Wales storm to victory in Dublin
April 1, 2000
Stephen Jones breaks clear to score
© Getty Images
Wales and Ireland, a game that lived up to its reputation as the craziest fixture in international rugby, producing an away win for the 14th time in 17 seasons. Ireland were bidding for the runners-up spot and for their first four match winning run since their grand slam season of 1948. But they saw a memorable season end in anti-climax as Neil Jenkins came off the bench to kick Wales to victory with two late penalties.
A fiercely fought fluctuating contest ended suitably with Ireland hamnmering at the Welsh line. Ireland had looked certain losers when Steve Jones crossed to give Wales an 11 point lead early in the second half. But the setback seemed to inspire Ireland who dominated the next half-hour with Anthony Foley driving fiercely from No.8 and centre Brian O'Driscoll, invisible in the first half, creating panic every time he touched the ball.
Ronan O'Gara cut the gap with his third penalty of the afternoon. Then superb work by scrum-half Peter Stringer, timing his flat pass to perfection created space for giant winger Shane Horgan to crash over in the corner, driving through Welsh fullback Rhys Williams. O'Gara converted from the touchline then kicked Ireland into the lead after a further spell of intense pressure. If Rob Henderson had held O'Driscoll's pass after his fellow centre had sliced through with less than ten minutes to go, Ireland must have won. Instead the stage was set for Jenkins, playing on the ground where he re-launched his international career with a match winning display two years ago, to thwart Ireland again..

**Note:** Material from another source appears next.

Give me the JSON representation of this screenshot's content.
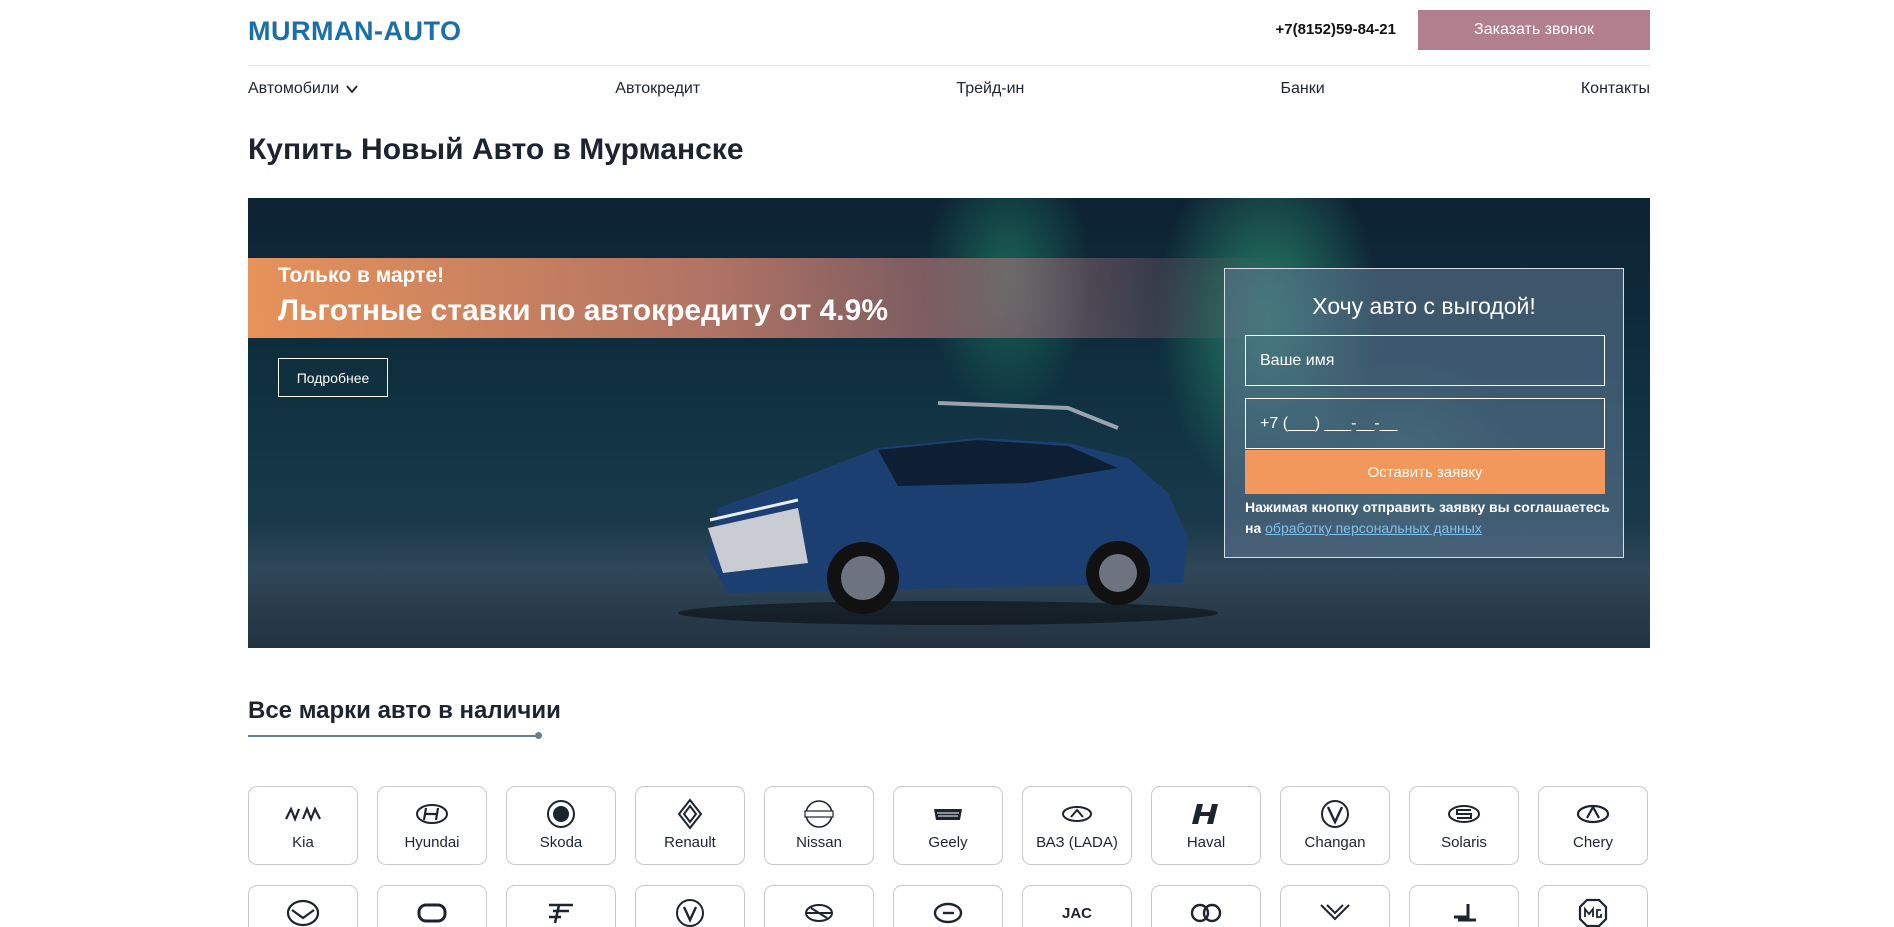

The match had started in conditions Ireland would once have regarded as ideal - wet and windy - although it was less clear whether this would suit this season's more fluent style. And the Irish took early control with O'Gara rifling a series of long rolling kicks deep into the Welsh 22 then landing two penalties as Wales offended under pressure, a third attempt from halfway, fell short.
Ireland also took the opportunity to test out Wales's 20-year-old debutant fullback Rhys Williams. If they hoped the Cardiff youngster would be vulnerable on the basis of his Gwyneth Paltrow impersonation during the anthems, they were disappointed. Williams fielded his first test, a towering up and under, coolly before taking a quick tap from the mark and launching his three-quarters. His first 40 minutes of international rugby lived up to this initial promise, defending coolly and looking Wales's most dangerous attacker as he took advantage of wayward Irish kicking to run sinuously from his own half.
Momentum swung strongly midway through the first half. Shane Williams was impeded chasing a long kick from Geraint Lewis. Wales kicked touch, Andy Moore won the lineout and flanker Nathan Budgett crashed over for his first international try. Jones conversion gave Wales a single point lead and the Welsh with their forwards clearly on top took control of the second quarter. Jones kicked them further into the lead with a 34 minute penalty but his miss from a simple position in front of the posts in injury time kept the half-time margin down to four points.
Ireland have the world sitting up and taking notice - and rugby's structure in Europe will aid their Rugby World Cup bid, writes John Mitchell
Where does Italy's win over Scotland rank among their successes in the Six Nations? Scrum Sevens investigates
The tone was set early on in Dublin as a more clinical Ireland made England pay. All is not lost, however, argues Phil Vickery
Monday Maul takes in retirement talk, England reshuffles, France's unfair advantage and Scotland's communication breakdown